Andrew Terry, partner and media expert at global law firm Eversheds, said: “The publisher made much of the historic images and comments about his children that had been widely published with approval from Mr Weller.

However, the MailOnline would still need to show that its interest in publishing on this occasion outweighed the right to privacy. Given there was no genuine public interest debate at stake here, and given the ages of the children involved, the MailOnline’s right to publish was unlikely to prevail.”

Mrs Weller said on Wednesday: “I’m pleased for our children. We didn’t want any money. We wanted to make sure they couldn’t harass and publish photos of our children again.”

A spokesman for Associated Newspapers said the company will appeal. He said: “This judgment has wide-ranging and serious consequences not only for local, national and international digital journalism but for anyone posting pictures of children on social networks.”

Read More: Weller Accused Of Portraying 'Devoted Dad' Image
Start your day with The Independent, sign up for daily news emails
Latest stories from i100
Have you tried new the Independent Digital Edition apps?
Independent Dating
and  

By clicking 'Search' you
are agreeing to our
Terms of Use.

iJobs Job Widget
iJobs People

Guru Careers: Graduate Resourcer / Recruitment Account Executive

£18k + Bonus: Guru Careers: We are seeking a bright, enthusiastic and internet...

Reach Volunteering: Chair and trustees sought for YMCA Bolton

VOLUNTARY ONLY - EXPENSES REIMBURSED: Reach Volunteering: Bolton YMCA is now a...

Tradewind Recruitment: Geography Teacher

£150 - £180 per day: Tradewind Recruitment: Geography Teacher Geography teach...

Tradewind Recruitment: Geography Teacher

£150 - £180 per day: Tradewind Recruitment: Geography Teacher Geography teach...

Day In a Page

On your feet!

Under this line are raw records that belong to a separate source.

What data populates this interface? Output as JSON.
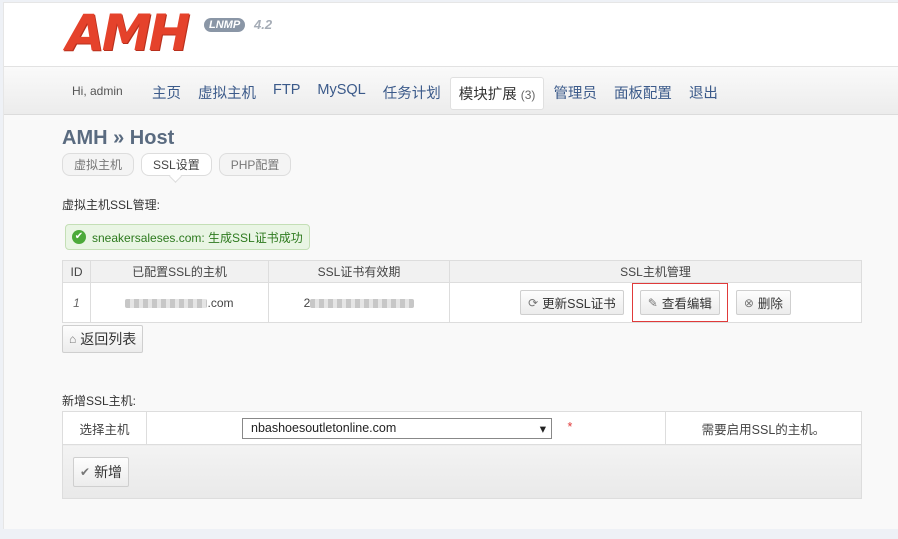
{
  "logo": {
    "main": "AMH",
    "badge": "LNMP",
    "version": "4.2"
  },
  "nav": {
    "greeting": "Hi, admin",
    "items": [
      {
        "label": "主页"
      },
      {
        "label": "虚拟主机"
      },
      {
        "label": "FTP"
      },
      {
        "label": "MySQL"
      },
      {
        "label": "任务计划"
      },
      {
        "label": "模块扩展",
        "count": "(3)",
        "active": true
      },
      {
        "label": "管理员"
      },
      {
        "label": "面板配置"
      },
      {
        "label": "退出"
      }
    ]
  },
  "page": {
    "title": "AMH » Host",
    "subtabs": [
      "虚拟主机",
      "SSL设置",
      "PHP配置"
    ],
    "active_subtab": "SSL设置"
  },
  "ssl_section": {
    "label": "虚拟主机SSL管理:",
    "success_icon": "check-circle-icon",
    "success_message": "sneakersaleses.com: 生成SSL证书成功",
    "headers": [
      "ID",
      "已配置SSL的主机",
      "SSL证书有效期",
      "SSL主机管理"
    ],
    "rows": [
      {
        "id": "1",
        "host_suffix": ".com",
        "expiry_prefix": "2"
      }
    ],
    "actions": {
      "renew": "更新SSL证书",
      "view_edit": "查看编辑",
      "delete": "删除"
    },
    "back_button": "返回列表"
  },
  "add_section": {
    "label": "新增SSL主机:",
    "select_label": "选择主机",
    "selected_host": "nbashoesoutletonline.com",
    "required_mark": "*",
    "hint": "需要启用SSL的主机。",
    "add_button": "新增"
  },
  "colors": {
    "brand": "#e5422b",
    "nav_link": "#3b5a8a",
    "success": "#4caa3a",
    "highlight_border": "#e03a3a"
  }
}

Spending at least two hours a day standing reduces the risk of heart attacks, cancer and diabetes, according to new research

On your feet!

Spending half the day standing 'reduces risk of heart attacks and cancer'
Liverpool close in on Milner signing

Liverpool close in on Milner signing

Reds baulk at Christian Benteke £32.5m release clause
With scores of surgeries closing, what hope is there for the David Cameron's promise of 5,000 more GPs and a 24/7 NHS?

The big NHS question

Why are there so few new GPs when so many want to study medicine?
Big knickers are back: Thongs ain't what they used to be

Thongs ain't what they used to be

Big knickers are back
Thurston Moore interview

Thurston Moore interview

On living in London, Sonic Youth and musical memoirs
In full bloom

In full bloom

Floral print womenswear
From leading man to Elephant Man, Bradley Cooper is terrific

From leading man to Elephant Man

Bradley Cooper is terrific
In this the person to restore our trust in the banks?

In this the person to restore our trust in the banks?

Dame Colette Bowe - interview
When do the creative juices dry up?

When do the creative juices dry up?

David Lodge thinks he knows
The 'Cher moment' happening across fashion just now

Fashion's Cher moment

Ageing beauty will always be more classy than all that booty
Thousands of teenage girls enduring debilitating illnesses after routine school cancer vaccination

Health fears over school cancer jab

Shock new Freedom of Information figures show how thousands of girls have suffered serious symptoms after routine HPV injection
Fifa President Sepp Blatter warns his opponents: 'I forgive everyone, but I don't forget'

'I forgive everyone, but I don't forget'

Fifa president Sepp Blatter issues defiant warning to opponents
Extreme summer temperatures will soon cause deaths of up to 1,700 more Britons a year, says government report

Weather warning

Extreme summer temperatures will soon cause deaths of up to 1,700 more Britons a year, says government report
LSD: Speaking to volunteer users of the drug as trials get underway to see if it cures depression and addiction

High hopes for LSD

Meet the volunteer users helping to see if it cures depression and addiction
German soldier who died fighting for UK in Battle of Waterloo should be removed from museum display and given dignified funeral, say historians

Saving Private Brandt

A Belgian museum's display of the skeleton of a soldier killed at Waterloo prompts calls for him to be given a dignified funeral